A single rigorous framing, a stationary wide-angle shot and a duration of 48 minutes define the visual layout of the film. Benning places his camera in the middle of a field in Oregon; for the duration of the film, the point of view remains unchanged and there are no cuts. During the first long minutes of this film, it is difficult to discern the reason behind his choice of shot, which does not seem to reveal anything extraordinary but, on the contrary, seems to purposely be showing a very ordinary landscape: on the somewhat barren ground, in the foreground, on the right of the screen, we glimpse some tufts of grass, a dried-up bush, and the outline of a threshing machine. Our field of vision is bordered on this side by a road and two electric pylons that can be made out in the distance. On the left of the screen, two rusty barrels and a small yellow basket on the ground stand out not far from the observation point. The background of the image is dominated by the snowy peak of Mount Jefferson. Throughout the duration of the film, all the elements in this scene remain motionless. The smallest detail can be scrutinised and elements in the frame scanned several times vainly searching for a sign, a clue, the very slightest change. A constant dialogue is established between the circumscribed space of our vision and an incommensurable off-frame from which a persistent and disorienting buzz engulfs us in a state of growing apprehension. This is how it is in the beginning, at any rate. To say or reveal any more would mean destroying the magic of this experience. Benning invites us to participate in a sensory journey that requires absolute concentration and the ability to put ourselves in unison with time. Our reward is an experience that is completely out of the ordinary, a powerful cosmic epiphany, a moment of absolute grace in cinematographic art. With L. COHEN, James Benning touches the sublime.

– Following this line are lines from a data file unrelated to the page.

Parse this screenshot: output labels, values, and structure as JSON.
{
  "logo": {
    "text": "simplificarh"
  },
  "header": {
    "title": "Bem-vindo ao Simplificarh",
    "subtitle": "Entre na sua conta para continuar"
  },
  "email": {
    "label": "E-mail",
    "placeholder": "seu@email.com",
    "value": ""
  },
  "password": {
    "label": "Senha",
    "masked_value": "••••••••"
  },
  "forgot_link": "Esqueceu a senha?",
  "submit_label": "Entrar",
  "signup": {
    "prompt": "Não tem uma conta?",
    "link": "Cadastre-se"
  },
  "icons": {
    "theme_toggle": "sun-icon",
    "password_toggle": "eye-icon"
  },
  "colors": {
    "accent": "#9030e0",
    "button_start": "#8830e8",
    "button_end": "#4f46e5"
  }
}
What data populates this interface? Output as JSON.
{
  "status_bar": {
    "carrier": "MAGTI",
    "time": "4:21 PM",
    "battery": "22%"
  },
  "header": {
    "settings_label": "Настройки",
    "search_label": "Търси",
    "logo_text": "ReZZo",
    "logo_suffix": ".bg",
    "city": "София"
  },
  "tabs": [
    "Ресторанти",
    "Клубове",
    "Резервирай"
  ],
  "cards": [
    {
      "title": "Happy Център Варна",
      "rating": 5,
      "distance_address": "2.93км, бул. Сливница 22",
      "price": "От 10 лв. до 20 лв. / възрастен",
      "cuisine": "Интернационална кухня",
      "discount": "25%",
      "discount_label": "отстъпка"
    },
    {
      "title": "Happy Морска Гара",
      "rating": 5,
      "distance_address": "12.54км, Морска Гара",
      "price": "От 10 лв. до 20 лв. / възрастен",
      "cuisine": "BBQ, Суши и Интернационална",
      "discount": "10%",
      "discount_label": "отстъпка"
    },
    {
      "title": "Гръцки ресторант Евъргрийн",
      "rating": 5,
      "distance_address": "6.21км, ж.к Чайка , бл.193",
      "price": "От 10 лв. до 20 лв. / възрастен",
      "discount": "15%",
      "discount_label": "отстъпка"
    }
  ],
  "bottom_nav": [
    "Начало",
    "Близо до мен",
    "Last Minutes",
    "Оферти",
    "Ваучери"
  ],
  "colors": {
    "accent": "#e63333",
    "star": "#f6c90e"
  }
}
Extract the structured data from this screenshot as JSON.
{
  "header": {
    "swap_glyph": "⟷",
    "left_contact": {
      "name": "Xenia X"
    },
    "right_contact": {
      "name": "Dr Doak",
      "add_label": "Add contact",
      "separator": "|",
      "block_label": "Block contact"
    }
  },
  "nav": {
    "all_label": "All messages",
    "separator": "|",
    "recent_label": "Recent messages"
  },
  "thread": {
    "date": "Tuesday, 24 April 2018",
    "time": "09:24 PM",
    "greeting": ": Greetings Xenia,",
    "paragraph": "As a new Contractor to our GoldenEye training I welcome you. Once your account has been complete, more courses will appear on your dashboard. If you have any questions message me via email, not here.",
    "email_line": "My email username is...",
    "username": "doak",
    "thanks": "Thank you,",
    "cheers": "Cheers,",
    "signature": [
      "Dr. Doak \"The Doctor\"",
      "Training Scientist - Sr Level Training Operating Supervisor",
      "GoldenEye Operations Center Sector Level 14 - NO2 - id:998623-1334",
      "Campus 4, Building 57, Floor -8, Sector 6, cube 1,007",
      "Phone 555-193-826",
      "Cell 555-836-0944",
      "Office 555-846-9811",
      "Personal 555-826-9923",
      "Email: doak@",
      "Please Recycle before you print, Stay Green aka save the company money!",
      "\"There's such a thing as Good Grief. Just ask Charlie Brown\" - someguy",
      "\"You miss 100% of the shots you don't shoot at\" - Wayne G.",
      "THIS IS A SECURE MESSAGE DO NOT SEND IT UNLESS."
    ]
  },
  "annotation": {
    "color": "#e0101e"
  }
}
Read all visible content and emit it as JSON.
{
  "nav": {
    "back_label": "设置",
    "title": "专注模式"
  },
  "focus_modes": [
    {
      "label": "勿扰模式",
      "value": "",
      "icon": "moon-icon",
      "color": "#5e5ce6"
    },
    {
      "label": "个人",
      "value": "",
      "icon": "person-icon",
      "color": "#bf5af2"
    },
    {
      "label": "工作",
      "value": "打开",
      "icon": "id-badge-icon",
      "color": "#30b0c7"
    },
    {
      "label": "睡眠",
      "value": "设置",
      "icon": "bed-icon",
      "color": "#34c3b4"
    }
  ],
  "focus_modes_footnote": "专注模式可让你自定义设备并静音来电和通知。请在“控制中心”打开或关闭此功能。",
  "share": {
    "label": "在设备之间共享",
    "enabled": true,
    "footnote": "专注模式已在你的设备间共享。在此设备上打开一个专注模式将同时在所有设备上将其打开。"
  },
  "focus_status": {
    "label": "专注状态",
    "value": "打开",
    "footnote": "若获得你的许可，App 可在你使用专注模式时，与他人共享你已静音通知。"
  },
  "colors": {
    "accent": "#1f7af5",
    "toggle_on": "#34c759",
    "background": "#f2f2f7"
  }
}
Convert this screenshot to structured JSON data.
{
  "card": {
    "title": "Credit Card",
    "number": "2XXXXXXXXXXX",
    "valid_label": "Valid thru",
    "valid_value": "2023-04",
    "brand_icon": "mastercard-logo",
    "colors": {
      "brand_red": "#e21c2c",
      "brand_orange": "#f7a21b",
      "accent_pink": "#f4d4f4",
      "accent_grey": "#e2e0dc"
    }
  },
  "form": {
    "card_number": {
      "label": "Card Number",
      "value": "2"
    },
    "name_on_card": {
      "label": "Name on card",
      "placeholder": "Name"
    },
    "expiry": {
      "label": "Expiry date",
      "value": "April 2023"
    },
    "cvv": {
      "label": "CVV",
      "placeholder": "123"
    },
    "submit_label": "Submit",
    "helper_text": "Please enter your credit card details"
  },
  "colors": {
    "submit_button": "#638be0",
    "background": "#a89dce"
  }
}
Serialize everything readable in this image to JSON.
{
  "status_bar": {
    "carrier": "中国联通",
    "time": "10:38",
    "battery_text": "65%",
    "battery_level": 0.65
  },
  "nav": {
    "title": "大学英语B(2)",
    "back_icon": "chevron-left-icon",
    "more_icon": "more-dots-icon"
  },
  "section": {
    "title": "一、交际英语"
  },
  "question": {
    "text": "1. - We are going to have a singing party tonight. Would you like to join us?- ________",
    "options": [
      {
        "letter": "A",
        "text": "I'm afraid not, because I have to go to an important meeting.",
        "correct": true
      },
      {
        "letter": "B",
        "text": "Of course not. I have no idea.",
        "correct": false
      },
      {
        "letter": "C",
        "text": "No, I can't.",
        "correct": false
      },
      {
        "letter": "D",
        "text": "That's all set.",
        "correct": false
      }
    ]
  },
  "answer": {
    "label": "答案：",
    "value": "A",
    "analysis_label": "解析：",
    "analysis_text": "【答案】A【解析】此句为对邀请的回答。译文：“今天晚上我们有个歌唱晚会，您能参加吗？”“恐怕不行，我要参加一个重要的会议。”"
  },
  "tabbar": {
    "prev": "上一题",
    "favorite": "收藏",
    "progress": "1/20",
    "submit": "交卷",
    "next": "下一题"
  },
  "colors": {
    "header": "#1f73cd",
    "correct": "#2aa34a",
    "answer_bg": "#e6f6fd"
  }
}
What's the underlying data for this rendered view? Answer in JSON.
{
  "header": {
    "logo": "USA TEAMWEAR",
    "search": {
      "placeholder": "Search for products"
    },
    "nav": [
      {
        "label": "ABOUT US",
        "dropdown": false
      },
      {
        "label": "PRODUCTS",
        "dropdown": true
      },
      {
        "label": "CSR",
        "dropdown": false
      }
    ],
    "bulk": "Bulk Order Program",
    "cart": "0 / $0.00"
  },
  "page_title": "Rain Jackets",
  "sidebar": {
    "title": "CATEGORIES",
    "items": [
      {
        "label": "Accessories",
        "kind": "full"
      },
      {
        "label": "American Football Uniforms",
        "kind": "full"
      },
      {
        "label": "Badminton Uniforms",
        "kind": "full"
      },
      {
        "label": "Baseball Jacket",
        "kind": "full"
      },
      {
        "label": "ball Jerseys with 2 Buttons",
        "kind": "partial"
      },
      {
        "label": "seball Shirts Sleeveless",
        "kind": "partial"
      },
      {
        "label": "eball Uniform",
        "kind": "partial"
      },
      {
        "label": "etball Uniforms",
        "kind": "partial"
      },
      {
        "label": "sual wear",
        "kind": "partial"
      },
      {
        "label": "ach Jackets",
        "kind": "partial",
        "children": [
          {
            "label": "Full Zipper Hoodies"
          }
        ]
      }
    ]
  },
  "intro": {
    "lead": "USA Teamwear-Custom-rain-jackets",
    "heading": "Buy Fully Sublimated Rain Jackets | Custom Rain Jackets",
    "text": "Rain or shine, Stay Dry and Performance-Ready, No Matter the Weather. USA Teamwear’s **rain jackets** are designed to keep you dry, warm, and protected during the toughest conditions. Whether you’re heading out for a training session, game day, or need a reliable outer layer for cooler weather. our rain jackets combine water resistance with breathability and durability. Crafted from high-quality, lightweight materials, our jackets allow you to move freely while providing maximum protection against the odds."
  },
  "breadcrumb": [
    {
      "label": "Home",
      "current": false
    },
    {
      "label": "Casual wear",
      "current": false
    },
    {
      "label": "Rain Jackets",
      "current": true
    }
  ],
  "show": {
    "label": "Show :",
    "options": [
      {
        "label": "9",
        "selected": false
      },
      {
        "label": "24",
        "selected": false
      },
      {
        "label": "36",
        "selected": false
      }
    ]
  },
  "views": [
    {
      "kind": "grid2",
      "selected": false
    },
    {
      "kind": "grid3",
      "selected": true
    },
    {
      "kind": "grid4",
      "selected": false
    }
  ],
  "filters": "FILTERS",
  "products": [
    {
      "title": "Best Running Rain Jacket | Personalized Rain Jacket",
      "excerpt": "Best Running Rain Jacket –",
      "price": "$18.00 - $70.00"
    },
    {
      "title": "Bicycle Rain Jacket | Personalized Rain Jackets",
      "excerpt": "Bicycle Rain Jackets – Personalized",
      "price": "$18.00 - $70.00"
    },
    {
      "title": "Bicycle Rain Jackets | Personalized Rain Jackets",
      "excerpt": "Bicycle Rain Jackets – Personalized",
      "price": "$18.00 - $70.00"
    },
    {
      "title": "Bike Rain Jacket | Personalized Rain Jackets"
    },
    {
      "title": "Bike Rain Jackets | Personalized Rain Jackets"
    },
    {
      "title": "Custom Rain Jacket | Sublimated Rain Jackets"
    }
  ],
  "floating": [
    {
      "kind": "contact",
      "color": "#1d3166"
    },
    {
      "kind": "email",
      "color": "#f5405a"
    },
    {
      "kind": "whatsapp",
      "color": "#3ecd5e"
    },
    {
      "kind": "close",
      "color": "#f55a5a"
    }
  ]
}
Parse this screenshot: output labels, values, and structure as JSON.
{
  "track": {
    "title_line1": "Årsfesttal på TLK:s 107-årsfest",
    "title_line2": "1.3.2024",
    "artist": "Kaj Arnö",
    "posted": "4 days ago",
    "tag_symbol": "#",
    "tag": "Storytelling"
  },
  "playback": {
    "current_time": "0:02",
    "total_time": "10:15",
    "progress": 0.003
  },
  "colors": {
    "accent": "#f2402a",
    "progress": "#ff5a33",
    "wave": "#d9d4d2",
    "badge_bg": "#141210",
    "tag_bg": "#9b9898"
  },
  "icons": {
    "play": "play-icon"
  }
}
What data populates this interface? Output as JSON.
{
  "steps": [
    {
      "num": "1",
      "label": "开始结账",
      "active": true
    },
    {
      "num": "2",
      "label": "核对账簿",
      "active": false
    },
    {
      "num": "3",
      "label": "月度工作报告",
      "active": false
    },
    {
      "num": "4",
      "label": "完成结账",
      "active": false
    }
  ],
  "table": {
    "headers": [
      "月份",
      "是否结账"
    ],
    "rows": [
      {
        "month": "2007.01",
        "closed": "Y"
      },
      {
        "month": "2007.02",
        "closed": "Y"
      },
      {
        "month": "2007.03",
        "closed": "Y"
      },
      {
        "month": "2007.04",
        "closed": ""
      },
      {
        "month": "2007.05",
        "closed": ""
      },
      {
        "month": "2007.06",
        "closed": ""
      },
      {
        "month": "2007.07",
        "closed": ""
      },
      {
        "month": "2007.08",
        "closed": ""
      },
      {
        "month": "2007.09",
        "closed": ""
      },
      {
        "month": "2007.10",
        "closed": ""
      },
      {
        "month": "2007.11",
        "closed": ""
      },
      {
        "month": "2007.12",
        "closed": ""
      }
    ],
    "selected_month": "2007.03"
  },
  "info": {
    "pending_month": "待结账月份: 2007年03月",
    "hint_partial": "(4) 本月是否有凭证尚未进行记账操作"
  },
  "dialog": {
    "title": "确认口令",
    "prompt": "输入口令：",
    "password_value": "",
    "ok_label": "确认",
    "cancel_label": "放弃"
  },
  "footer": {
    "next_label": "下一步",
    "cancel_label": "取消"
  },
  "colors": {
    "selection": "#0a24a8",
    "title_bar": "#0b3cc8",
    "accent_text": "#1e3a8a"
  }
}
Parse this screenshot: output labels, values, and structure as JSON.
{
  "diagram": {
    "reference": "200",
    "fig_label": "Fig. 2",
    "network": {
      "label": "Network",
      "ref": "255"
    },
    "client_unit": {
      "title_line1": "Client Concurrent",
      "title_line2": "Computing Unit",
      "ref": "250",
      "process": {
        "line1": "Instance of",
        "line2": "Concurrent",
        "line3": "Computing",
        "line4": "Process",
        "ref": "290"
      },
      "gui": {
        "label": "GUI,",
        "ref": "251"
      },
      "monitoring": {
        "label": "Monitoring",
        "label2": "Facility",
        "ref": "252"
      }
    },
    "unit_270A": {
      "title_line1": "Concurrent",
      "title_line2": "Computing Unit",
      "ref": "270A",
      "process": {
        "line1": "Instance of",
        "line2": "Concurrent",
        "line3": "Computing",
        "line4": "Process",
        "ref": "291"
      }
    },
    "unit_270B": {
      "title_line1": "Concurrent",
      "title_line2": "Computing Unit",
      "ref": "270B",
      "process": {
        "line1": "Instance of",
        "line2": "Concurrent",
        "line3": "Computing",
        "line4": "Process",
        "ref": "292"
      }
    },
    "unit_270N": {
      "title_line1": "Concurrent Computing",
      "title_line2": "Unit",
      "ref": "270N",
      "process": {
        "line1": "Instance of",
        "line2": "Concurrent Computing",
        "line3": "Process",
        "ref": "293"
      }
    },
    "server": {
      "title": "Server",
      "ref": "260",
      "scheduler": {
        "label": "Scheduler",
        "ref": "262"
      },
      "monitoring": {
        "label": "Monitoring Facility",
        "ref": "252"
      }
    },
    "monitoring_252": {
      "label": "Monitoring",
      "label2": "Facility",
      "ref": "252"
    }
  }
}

Vienna International Film Festival
25 October – 8 November 2018
Festival website : https://www.viennale.at/